But uncertainties surrounding the trade war between the U.S. and China has dimmed Malaysia’s economic growth outlook. Weaker growth typically lowers government revenue, while increasing the need for greater public spending to cushion an economic slowdown.
So, the Malaysian government may find it challenging to reduce its fiscal deficit — the shortfall in income compared to spending — from around 3.4% of gross domestic product this year to its target of 3% in 2020, Reuters reported, citing Finance Minister Lim Guan Eng.
Economists agreed that Malaysia could set aside that target for now. Several analysts cited a fiscal deficit of 3.1% to 3.2% to GDP as the level that allows the government to spend to boost growth, without abandoning financial discipline in a way that would alarm credit ratings agencies.
“Sticking to a 3% target for 2020 makes little sense as the global and domestic growth outlook has worsened significantly,” analysts from Bank of America Merrill Lynch wrote in a Monday note.
“Despite its resilience so far, Malaysia’s external sector remains exposed to a global downturn,” they said. The analysts added that private consumption, which contributed to 90% of GDP growth over the last six quarters, also looks set to weaken in the coming months.
The Malaysian economy exceeded expectations by growing around 4.7% in the first half this year, but that’s likely to slow down to below 4.5% for the remainder of 2019 and 4% in 2020, according to BofAML.
Trade war beneficiary
One area the government should prioritize is making Malaysia more attractive to companies looking to diversify their supply chains as a result of the ongoing U.S.-China trade war, said economists.
The country has seen a jump in approved foreign direct investments as the trade war prompted manufacturers to reconfigure their supply chains, according to official data. But Malaysia’s current ability to attract more of those diversions may be limited, economists from Citi Research wrote in a report last month.
They estimated that if tariffs were raised on all goods that flow between the U.S. and China, Malaysia’s growth could add 0.14 percentage points given current capacity constraints, instead of 0.5 percentage points if there were no limitations.
“This points to greater urgency in adding new capacity, especially in machinery & electronics,” said the economists.

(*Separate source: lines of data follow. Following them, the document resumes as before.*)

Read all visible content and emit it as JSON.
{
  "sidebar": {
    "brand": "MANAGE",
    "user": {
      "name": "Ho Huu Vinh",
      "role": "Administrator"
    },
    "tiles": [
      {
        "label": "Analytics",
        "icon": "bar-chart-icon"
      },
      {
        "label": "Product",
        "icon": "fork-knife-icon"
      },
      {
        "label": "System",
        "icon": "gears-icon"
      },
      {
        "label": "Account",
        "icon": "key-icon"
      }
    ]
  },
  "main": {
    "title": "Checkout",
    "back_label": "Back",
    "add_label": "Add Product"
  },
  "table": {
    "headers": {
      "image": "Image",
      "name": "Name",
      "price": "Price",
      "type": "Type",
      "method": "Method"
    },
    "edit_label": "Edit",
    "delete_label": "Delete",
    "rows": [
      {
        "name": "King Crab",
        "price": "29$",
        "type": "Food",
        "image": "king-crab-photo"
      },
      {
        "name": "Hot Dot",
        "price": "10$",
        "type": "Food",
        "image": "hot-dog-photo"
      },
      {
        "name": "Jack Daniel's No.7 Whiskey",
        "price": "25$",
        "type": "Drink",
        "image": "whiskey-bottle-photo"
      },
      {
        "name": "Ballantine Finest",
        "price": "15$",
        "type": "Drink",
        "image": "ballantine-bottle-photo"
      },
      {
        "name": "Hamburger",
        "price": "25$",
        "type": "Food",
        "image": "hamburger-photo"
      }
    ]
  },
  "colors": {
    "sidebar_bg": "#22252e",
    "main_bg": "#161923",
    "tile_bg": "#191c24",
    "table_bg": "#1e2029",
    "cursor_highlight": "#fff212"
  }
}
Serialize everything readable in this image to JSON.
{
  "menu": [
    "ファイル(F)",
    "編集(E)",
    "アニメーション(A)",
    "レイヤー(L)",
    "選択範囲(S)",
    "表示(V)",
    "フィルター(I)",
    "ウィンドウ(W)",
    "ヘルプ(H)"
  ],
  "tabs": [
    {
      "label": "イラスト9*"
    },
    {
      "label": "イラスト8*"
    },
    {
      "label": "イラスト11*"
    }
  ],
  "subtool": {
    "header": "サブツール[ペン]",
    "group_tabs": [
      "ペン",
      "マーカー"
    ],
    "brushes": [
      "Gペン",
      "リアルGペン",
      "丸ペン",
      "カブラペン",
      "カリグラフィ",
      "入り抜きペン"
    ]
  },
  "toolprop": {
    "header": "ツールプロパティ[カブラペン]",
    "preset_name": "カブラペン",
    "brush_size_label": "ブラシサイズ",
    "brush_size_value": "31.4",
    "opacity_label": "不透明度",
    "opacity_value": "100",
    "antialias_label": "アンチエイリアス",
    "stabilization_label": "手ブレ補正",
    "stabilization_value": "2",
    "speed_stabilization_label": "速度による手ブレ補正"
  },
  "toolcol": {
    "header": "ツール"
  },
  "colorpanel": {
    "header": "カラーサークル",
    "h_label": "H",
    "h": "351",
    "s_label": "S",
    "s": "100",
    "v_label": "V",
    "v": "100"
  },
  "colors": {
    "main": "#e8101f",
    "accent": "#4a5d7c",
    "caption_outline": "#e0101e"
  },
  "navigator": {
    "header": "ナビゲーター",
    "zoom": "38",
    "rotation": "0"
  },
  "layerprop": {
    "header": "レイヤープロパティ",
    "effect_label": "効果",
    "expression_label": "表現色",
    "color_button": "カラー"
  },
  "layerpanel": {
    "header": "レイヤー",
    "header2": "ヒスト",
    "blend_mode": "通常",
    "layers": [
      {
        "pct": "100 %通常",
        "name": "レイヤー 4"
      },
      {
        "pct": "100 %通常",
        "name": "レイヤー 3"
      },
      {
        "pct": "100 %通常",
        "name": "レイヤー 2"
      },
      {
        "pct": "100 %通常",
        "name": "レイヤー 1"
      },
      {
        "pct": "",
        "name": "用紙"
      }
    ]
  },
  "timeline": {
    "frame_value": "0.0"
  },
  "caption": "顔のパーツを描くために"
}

Investments made by local firms have been falling for years — which dampened corporate earnings and hindered economic growth, noted analysts from Malaysian bank Maybank. The country has taken several steps to spur investments domestically, including accelerating its approval process and improving access of small- and medium-sized enterprises to government financing, they added.
But more could be done. The analysts said in a report last week they expect the government to announce investment incentives for industries that could deliver long-term economic growth — such as electronics, chemicals, and machinery and engineering — as well as to encourage greater adoption of new technology among SMEs.

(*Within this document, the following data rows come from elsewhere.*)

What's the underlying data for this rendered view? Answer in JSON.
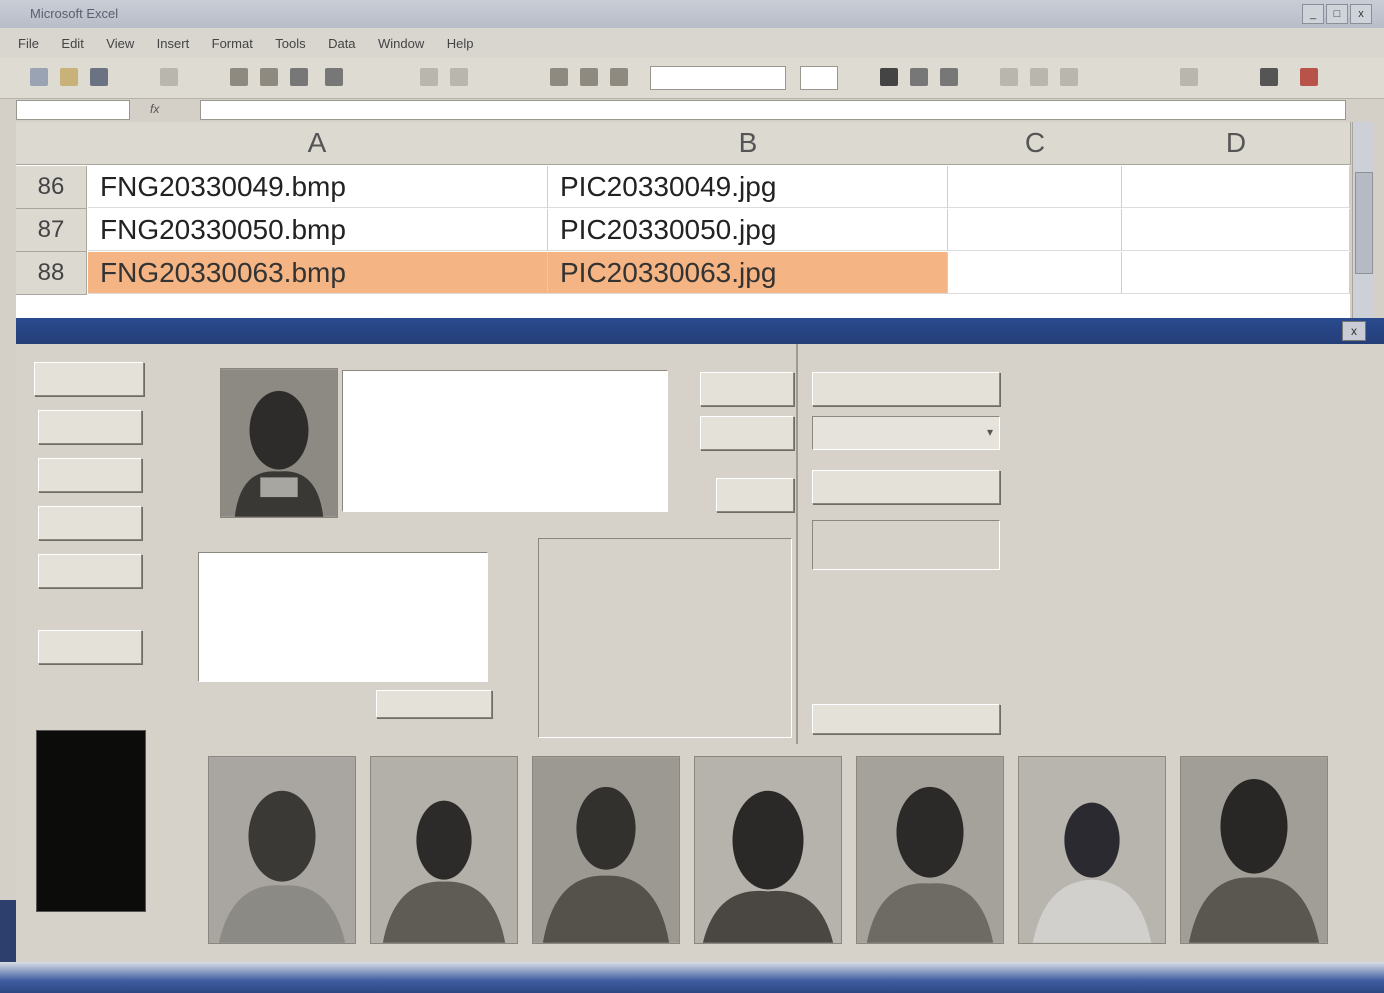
{
  "excel": {
    "window_title": "Microsoft Excel",
    "menu": [
      "File",
      "Edit",
      "View",
      "Insert",
      "Format",
      "Tools",
      "Data",
      "Window",
      "Help"
    ],
    "font_name": "",
    "font_size": "",
    "name_box": "",
    "fx": "fx",
    "formula": "",
    "columns": [
      "A",
      "B",
      "C",
      "D"
    ],
    "rows": [
      {
        "num": "86",
        "a": "FNG20330049.bmp",
        "b": "PIC20330049.jpg",
        "highlight": false
      },
      {
        "num": "87",
        "a": "FNG20330050.bmp",
        "b": "PIC20330050.jpg",
        "highlight": false
      },
      {
        "num": "88",
        "a": "FNG20330063.bmp",
        "b": "PIC20330063.jpg",
        "highlight": true
      }
    ],
    "highlight_color": "#f4b483"
  },
  "app": {
    "window_title": "",
    "close_label": "x",
    "left_buttons": [
      "",
      "",
      "",
      "",
      "",
      ""
    ],
    "top_buttons": [
      "",
      "",
      ""
    ],
    "right_buttons": [
      "",
      "",
      ""
    ],
    "small_label": "",
    "list_first_item": "",
    "bottom_label": "",
    "bottom_button": "",
    "bottom_right_button": "",
    "info_panel_lines": [
      "",
      "",
      ""
    ],
    "thumbnail_count": 7,
    "title_bar_color": "#2a4b8f"
  }
}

Raising government revenue
Over the past year, many foreign investors have stayed away from buying Malaysian stocks, with some questioning the government’s ability to manage its finances. That contributed to Malaysian stocks being some of the worst-performing in Asia this year.
The Mahathir government abolished the Goods and Services Tax implemented by former Prime Minister Najib Razak, which it blamed for the country’s higher living costs. But many economists and investors saw that as a populist move that has since left a gap in government finances.
Lim, the finance minister, has suggested that the government is unlikely to introduce new taxes, according to media reports. That means “increasing collections on existing taxes will be the priority,” Citi analysts said.
“Changes to existing tax structure to raise revenues are also possible in our view,” they added. That could include raising tax rates for higher income brackets and revising tax reliefs to better target low- and middle-income households.